If the Girls! Girls! Girls! album was a disappointment then its successor It Happened At The World’s Fair was only interesting because it demonstrated how mediocre Elvis could be when he tried or rather did not.  Before he died, Elvis talked about the demands of recording musical soundtracks.  He said something like them having one decent song with which he could make an effort but the rest were just songs that had to be worked through quickly.  One gem amongst the remaining dross on an album was the best that Elvis achieved throughout the rest of his movie career.  This phenomenon almost began with the Girls! Girls! Girls! album but was consolidated with the soundtrack of It Happened At The World’s Fair.  The gem on Girls! Girls! Girls! is Return To Sender, and the standout track on It Happened At The World’s Fair is They Remind Me Too Much Of You.  Jackie Wilson was present on the movie set of Girls! Girls! Girls! when Return To Sender was being performed.  The presence of Wilson inspired Elvis to imitate Wilson, pay homage and create a classic.  They Remind Me Too Much Of You is not just the highlight of It Happened At The World’s Fair but also a bleak, realistic and mature achievement.  The songwriter Don Robertson had not just the knack of writing distinct ballads but the ability to inspire Elvis to improve the material.  The track is marred by slight hum from feedback, and whilst that might indicate sloppiness it also suggests a realisation that the poetry captured by Elvis had to be retained.  One Broken Heart For Sale is tame and uninspired rock and roll but not unpleasant.   The other Don Robertson song on the album is I’m Falling In Love Tonight.  This is a weak effort and reveals Robertson at his sweetest.  The other seven songs have nothing to distinguish them.  Relax is an imitation of Fever and might have had some potential but Elvis was not interested.  It all felt like a waste.  It Happened At The World’s Fair is a ten track album that lasted a mere twenty two minutes.  Elvis recorded the album in just twelve hours.

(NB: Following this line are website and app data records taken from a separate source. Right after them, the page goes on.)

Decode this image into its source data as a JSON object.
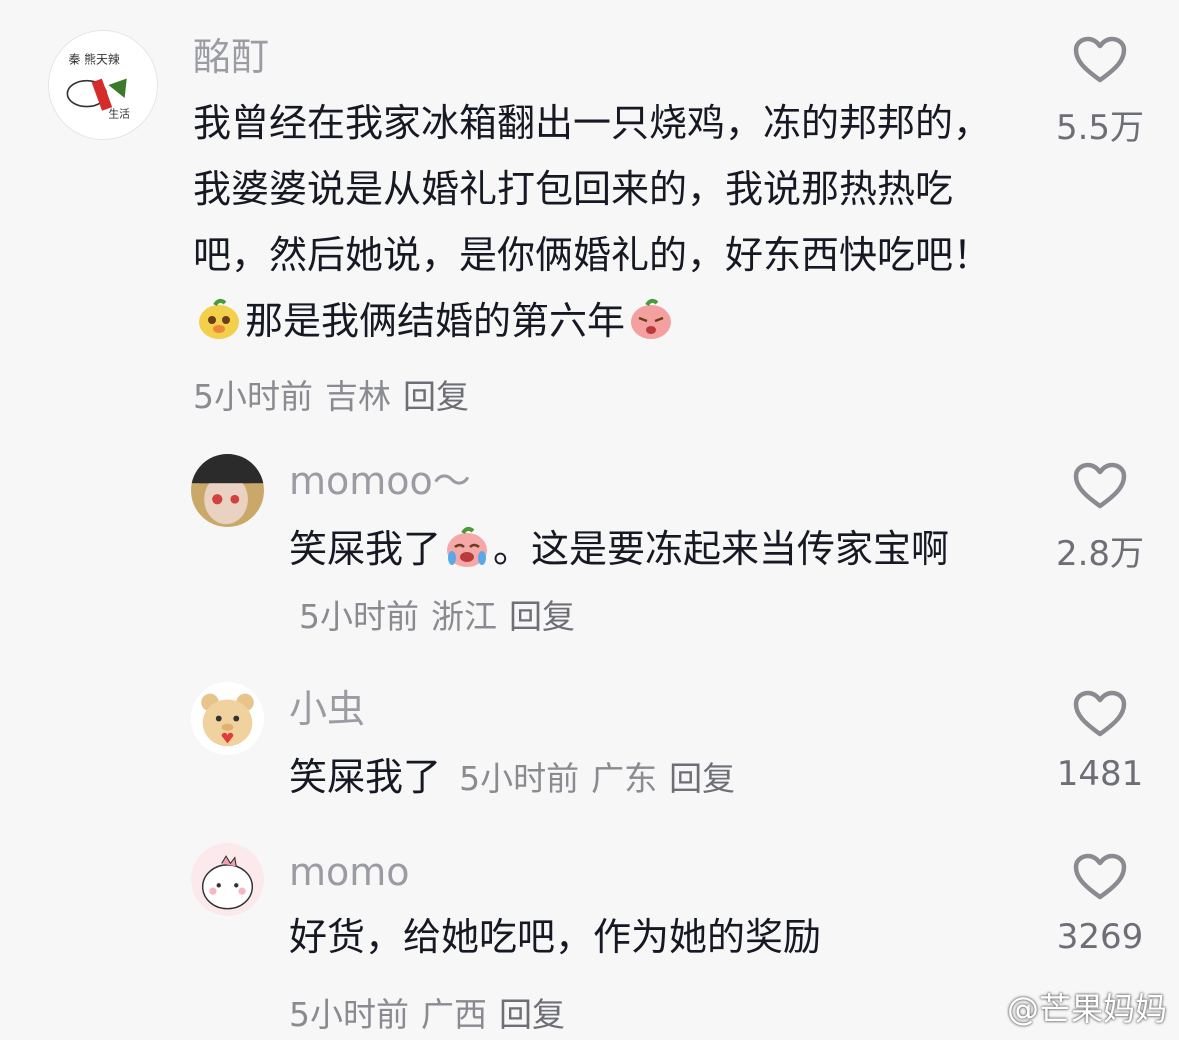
{
  "comments": [
    {
      "username": "酩酊",
      "text_part1": "我曾经在我家冰箱翻出一只烧鸡，冻的邦邦的，我婆婆说是从婚礼打包回来的，我说那热热吃吧，然后她说，是你俩婚礼的，好东西快吃吧！",
      "text_part2": "那是我俩结婚的第六年",
      "time": "5小时前",
      "location": "吉林",
      "reply": "回复",
      "likes": "5.5万"
    },
    {
      "username": "momoo～",
      "text_part1": "笑屎我了",
      "text_part2": "。这是要冻起来当传家宝啊",
      "time": "5小时前",
      "location": "浙江",
      "reply": "回复",
      "likes": "2.8万"
    },
    {
      "username": "小虫",
      "text_part1": "笑屎我了",
      "time": "5小时前",
      "location": "广东",
      "reply": "回复",
      "likes": "1481"
    },
    {
      "username": "momo",
      "text_part1": "好货，给她吃吧，作为她的奖励",
      "time": "5小时前",
      "location": "广西",
      "reply": "回复",
      "likes": "3269"
    }
  ],
  "watermark": "@芒果妈妈",
  "colors": {
    "text": "#161823",
    "meta": "#8a8b91",
    "username": "#9b9ca3",
    "background": "#f7f7f7"
  }
}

Oddly the deterioration in the music of Elvis began around the time I was obliged to take him seriously.   In 1962 the local authority where I lived erected a library.  The building had four wooden walls and a sloping roof but was no bigger than a Nissen hut.  It had sufficient books, though, to permit me to borrow four a fortnight.  This I did.  My library cards felt like a badge of honour.  One of the books I borrowed was by the American author Borden Deal.  The book was called The Desolate Breed.  The story was located in the American Deep South and it focussed on the conflict between a country musician and a local preacher.  Using this rivalry it explored the split in southern society between free thinking hedonism and communal puritanism.  Towards the end of the book the grandson of the original country musician meets a band of African American musicians and develops his own music by combining the two musical traditions.  The similarity to Elvis was stressed rather than disguised.  As a fourteen year old, I was amazed that the cultural importance of Elvis had been not only recognised but asserted by someone who was capable of writing a novel.  That alone was enough to interest me but I also liked the notion of grace that the author ascribed to ordinary people.  Borden Deal was a romantic and a social conservative.  What I was at fourteen years of age I hate to think but the reactionary romance of Deal appealed to me.  I liked the acceptance by his characters of capricious fate and their self-effacing polite resignation which I could relate to my own family.  It seemed to me that the other side of the coin to ignorance was innocence and in certain circumstances that yielded what was best about people.  While Elvis was making movie soundtracks and singing trite production line songs I was consuming books and learning how to be curious.  What that would mean for my future relationship with Elvis and his music I would discover later.

Howard Jackson has had eleven books published by Red Rattle Books including novels, short stories, travel books and collections of film criticism.  His latest book Offended Shadows is now available here.